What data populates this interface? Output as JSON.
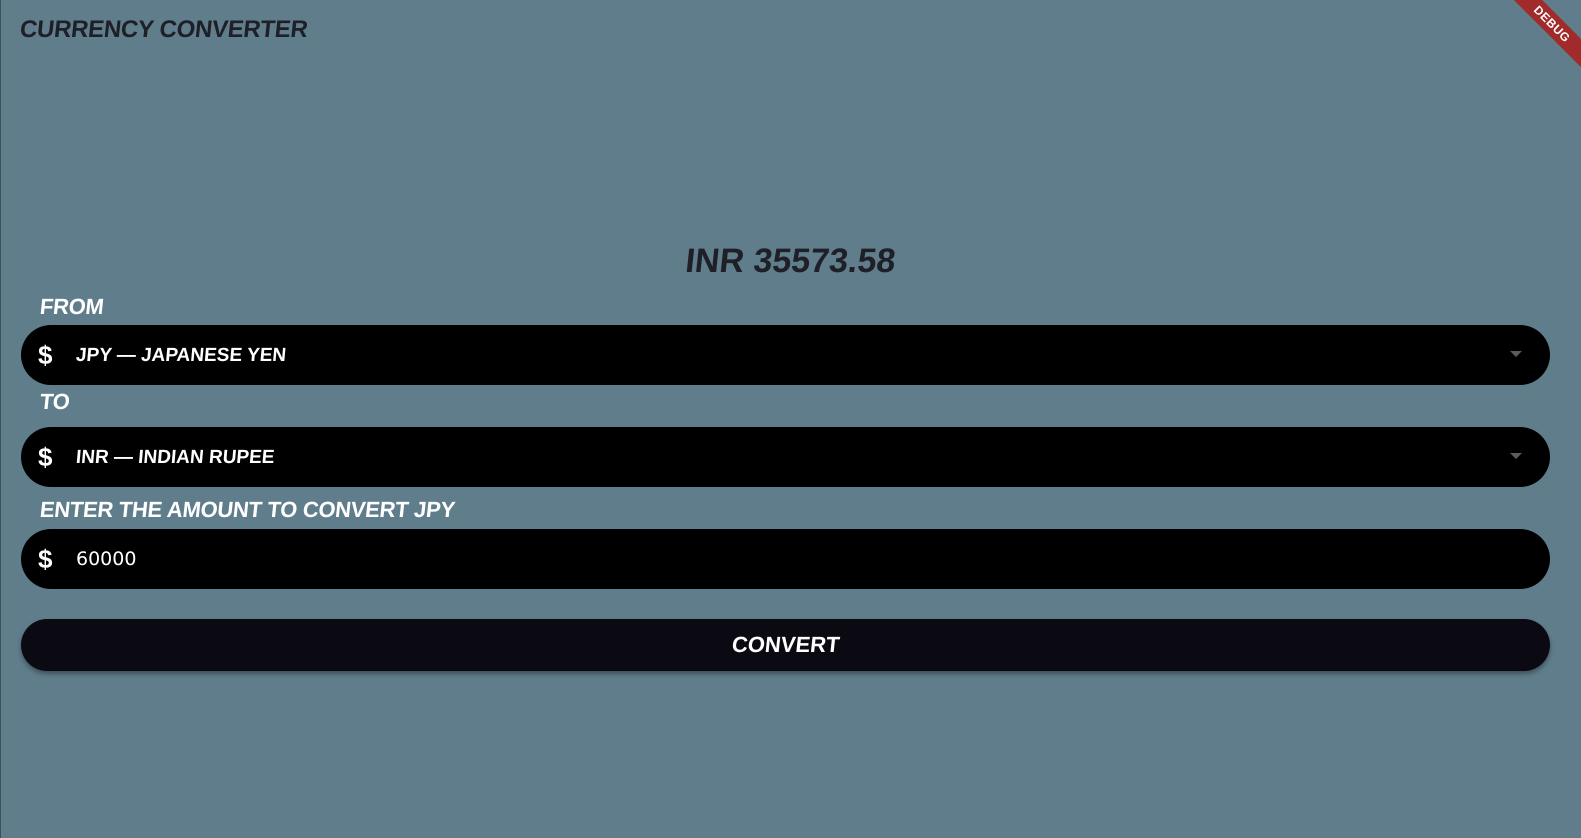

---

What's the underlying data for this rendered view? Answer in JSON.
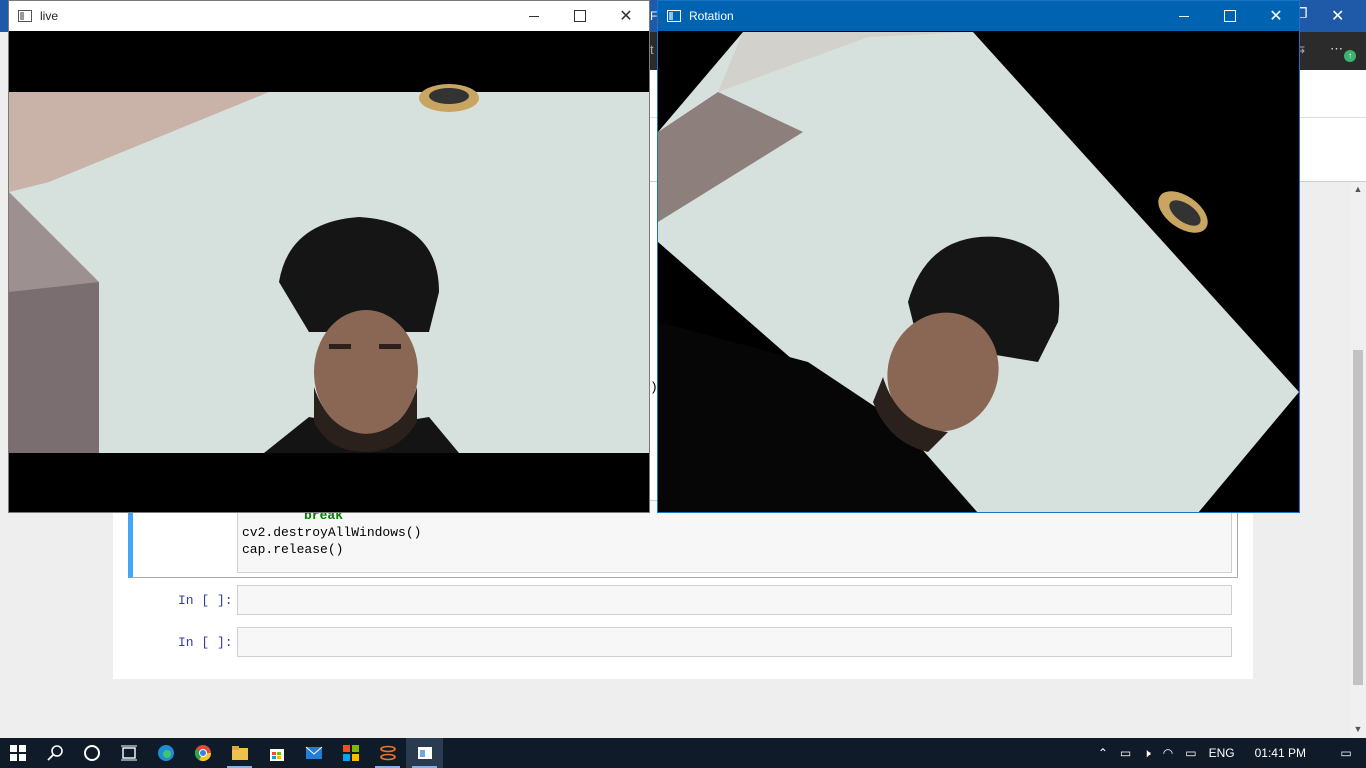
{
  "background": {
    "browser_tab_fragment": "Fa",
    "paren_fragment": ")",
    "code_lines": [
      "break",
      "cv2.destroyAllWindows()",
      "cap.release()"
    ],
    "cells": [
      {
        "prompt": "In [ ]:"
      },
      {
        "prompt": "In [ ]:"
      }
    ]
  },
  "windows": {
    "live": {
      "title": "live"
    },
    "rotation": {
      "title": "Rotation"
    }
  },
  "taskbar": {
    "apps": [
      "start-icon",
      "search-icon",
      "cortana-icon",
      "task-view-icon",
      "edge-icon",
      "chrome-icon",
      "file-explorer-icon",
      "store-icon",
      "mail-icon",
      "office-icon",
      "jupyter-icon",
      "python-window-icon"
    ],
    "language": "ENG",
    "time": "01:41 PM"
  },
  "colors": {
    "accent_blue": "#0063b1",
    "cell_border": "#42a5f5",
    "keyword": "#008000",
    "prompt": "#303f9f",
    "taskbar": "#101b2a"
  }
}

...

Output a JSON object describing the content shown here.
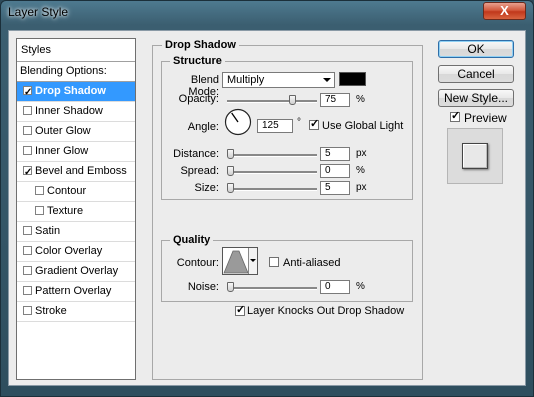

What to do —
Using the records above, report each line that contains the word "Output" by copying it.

Final answer —
What data populates this interface? Output as JSON.
Output a JSON object describing the content shown here.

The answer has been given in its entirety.